Waging the incompetent jihad in London

The British have had some luck in recent attempts to launch terrorist attacks by radical jihadists. Last year in Glasgow, the best the terrorists could do was to set fire to his own car in an attack at the airport. If that was the B team, then today’s attack on a London restaurant shows that jihadists in Britain have reached the bottom of the barrel:

Police arrested a “radicalised” convert to Islam after he was injured in a bomb explosion in a city centre on Thursday.

The centre of Exeter was evacuated after the lunchtime blast at a restaurant popular with families in a shopping centre and bomb disposal experts and sniffer dogs were sent in.

Police later named the 22-year-old, who suffered cuts to his eye and facial burns in the explosion and remains in police custody at a hospital, as Nicky Reilly, a man with a history of mental illness. …

Deputy Chief Constable Tony Melville said initial police inquiries suggested Reilly “had adopted the Islamic faith.”

“We believe, despite his weak and vulnerable state, he was preyed upon, radicalised and taken advantage of,” he said.

The bombs were designed for maximum damage. Like most jihadist devices, the two Reilly bombs included nails to send deadly shrapnel in all directions. Only one bomb detonated, and only partially, apparently while Reilly tried to plant it.

I don’t mean to make light of this, but have the jihadists in the UK run out of volunteers? Authorities make Reilly sound like someone with minimal connection to reality. Did his handlers really expect him to have the competence to carry out this attack? If so, they must be either as nimble as Reilly or simply out of options. The only casualty in the blast was Reilly himself, and he’s apparently alive and able to talk — and probably not all that adept at keeping his mouth shut, either.

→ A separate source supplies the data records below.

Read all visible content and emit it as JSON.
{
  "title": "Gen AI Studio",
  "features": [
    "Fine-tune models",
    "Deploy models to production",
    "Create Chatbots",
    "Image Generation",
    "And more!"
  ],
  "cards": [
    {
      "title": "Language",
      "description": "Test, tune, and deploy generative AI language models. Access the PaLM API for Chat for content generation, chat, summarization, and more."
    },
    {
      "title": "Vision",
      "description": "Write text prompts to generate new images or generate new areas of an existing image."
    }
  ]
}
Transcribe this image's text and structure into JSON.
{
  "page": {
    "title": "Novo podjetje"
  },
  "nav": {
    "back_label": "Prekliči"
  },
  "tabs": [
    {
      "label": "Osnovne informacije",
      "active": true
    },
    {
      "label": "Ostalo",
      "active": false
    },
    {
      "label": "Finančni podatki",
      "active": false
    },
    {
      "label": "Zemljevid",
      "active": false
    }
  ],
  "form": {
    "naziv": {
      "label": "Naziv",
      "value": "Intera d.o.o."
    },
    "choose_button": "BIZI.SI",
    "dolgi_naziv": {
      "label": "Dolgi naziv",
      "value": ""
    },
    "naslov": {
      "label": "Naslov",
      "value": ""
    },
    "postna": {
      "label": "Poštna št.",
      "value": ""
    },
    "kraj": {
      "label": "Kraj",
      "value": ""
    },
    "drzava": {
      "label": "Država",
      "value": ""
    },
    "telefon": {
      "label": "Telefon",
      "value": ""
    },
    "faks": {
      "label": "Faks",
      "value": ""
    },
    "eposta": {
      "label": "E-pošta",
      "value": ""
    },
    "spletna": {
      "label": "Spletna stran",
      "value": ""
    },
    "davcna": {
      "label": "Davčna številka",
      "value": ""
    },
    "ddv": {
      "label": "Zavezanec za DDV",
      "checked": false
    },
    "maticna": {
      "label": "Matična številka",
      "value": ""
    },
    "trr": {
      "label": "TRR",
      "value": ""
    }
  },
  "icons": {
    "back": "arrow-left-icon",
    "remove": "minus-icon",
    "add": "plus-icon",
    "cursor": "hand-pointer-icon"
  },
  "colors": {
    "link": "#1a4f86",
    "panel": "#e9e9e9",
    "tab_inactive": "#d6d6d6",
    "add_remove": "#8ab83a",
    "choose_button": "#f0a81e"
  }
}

The attack serves as a reminder that London remains a high-priority target of the radical Islamists. However, their resources appear to get thinner and thinner, which shows that radical and violent jihad may have lost its luster as much in Europe as it has in Iraq.